“We got people breaking into houses. I hope they come back. It’s been a while since I shot somebody.”
Men in hoodies splashed through knee-deep water in galoshes, shouting, trying to start a chainsaw. They worked at DeGarmo’s Boat Yard in Babylon, New York, on the south shore of Long Island. The yard was a wreckage heap of hulls and masts, boats on top of boats. The men were trying to get a swamped, broken dock out of the way—probably it had washed into the yard from somewhere else—so they could begin to salvage their destroyed boats.
It was Wednesday afternoon, two days after Hurricane Sandy made landfall, and I was driving around the south shore near Babylon, which took a direct hit from the storm buffered only by Fire Island, where journalists are not yet allowed and where recovery efforts are still underway. My guide, Chris Padden, a Long Island wilderness search-and-rescue team leader, leaned out of his Ford F-150. “You guys need a chainsaw? I got a chainsaw.”
“This guy’s got a chainsaw!”
Padden, who is 39 and has a military-style buzz cut, hopped out, threw on camouflage waders, grabbed the chainsaw, and sloshed through shin-deep water to hack up the dock. I watched, as did 20 or so marina employees around me. I had my tape recorder and notebook with me, and, feeling a sense of obligation to my job, I asked a tall man standing near me what his name was.
“What’s this for?” he asked.
“I’m with Outside magazine,” I replied.

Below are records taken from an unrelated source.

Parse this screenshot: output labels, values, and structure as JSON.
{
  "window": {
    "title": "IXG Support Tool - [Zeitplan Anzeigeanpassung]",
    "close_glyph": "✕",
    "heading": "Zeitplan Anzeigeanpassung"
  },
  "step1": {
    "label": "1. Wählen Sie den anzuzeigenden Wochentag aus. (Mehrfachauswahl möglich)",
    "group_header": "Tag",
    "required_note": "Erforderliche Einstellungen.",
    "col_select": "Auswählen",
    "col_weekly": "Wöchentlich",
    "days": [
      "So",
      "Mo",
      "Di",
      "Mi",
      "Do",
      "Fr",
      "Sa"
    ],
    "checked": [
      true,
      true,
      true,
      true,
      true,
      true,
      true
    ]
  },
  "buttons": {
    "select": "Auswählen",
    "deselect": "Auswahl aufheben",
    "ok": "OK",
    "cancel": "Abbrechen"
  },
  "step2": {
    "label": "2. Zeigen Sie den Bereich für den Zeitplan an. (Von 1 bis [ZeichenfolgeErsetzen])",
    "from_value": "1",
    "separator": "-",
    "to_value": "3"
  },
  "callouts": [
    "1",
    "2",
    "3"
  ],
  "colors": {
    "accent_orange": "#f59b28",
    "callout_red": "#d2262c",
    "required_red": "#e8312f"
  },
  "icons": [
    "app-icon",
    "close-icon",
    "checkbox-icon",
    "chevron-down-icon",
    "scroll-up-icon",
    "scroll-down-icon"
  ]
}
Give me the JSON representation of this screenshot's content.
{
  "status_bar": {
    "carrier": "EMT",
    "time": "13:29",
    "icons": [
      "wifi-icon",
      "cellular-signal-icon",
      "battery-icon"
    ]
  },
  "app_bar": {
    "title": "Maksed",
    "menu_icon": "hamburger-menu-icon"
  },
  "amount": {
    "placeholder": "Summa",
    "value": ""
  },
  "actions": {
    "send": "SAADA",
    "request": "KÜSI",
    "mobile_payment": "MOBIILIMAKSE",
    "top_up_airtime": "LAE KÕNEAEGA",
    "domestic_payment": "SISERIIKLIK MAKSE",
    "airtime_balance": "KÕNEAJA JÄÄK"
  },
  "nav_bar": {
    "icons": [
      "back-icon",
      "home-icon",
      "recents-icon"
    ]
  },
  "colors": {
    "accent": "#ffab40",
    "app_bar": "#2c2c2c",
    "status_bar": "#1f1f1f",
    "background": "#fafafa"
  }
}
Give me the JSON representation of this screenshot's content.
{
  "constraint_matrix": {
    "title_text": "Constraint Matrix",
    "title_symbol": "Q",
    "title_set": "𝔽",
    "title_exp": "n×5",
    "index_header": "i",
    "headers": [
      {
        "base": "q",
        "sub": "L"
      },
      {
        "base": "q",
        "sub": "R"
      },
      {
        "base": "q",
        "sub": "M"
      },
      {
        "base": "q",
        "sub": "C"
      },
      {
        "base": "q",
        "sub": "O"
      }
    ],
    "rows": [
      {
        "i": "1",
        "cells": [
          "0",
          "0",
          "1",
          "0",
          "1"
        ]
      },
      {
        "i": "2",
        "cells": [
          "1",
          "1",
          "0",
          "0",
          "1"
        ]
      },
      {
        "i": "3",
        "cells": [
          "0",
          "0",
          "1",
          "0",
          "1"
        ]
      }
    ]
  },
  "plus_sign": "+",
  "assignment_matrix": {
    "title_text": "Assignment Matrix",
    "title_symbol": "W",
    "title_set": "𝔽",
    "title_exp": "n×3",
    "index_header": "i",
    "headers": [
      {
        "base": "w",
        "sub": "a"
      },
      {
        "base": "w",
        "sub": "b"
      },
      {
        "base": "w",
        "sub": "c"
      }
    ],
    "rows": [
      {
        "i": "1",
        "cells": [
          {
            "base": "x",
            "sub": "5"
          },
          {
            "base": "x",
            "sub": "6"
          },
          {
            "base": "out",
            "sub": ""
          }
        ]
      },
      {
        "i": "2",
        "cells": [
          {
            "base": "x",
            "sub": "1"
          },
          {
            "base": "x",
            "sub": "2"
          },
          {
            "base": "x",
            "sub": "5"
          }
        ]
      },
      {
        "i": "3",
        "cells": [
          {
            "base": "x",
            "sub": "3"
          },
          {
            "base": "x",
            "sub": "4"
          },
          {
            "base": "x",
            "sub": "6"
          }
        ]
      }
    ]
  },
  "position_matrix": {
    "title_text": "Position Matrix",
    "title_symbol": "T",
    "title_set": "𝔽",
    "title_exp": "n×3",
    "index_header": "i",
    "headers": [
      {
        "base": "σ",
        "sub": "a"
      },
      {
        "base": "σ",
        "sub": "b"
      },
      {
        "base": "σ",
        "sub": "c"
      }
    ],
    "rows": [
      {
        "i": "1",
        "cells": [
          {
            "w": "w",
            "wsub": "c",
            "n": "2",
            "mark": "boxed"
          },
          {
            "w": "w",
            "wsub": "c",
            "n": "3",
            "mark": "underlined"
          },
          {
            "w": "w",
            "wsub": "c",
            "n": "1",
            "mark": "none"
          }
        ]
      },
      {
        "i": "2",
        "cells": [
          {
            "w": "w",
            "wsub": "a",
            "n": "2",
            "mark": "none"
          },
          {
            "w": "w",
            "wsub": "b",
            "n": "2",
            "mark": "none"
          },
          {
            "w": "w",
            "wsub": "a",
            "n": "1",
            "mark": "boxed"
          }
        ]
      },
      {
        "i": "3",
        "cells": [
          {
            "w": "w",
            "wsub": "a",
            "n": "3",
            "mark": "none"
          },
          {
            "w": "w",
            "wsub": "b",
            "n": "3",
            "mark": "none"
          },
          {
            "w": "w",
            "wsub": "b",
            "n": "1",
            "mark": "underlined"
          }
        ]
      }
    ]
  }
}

He looked down. “I don’t, I don’t want to—”
“I’m so sorry,” I said and went back to Padden’s truck, where I ditched my notebook and recorder. We heard sirens; a fire-department chief rolled up in a new SUV. Crew cut, tan. I approached another of the dockworkers and offered to help. “There’s nothing to do,” he said. “We’re getting shut down.” The fire department soon arrived in full. There was a gas leak in a nearby house, and the DeGarmo’s guys were ordered to stop their salvage mission. Padden’s saw went silent; he’d finished cutting up the broken dock, but no one would be getting to the boats anytime soon. Another dockworker, who looked to be in his forties, sloshed through the water in rubber boots. I asked if he was doing OK. He didn’t turn to meet my eye.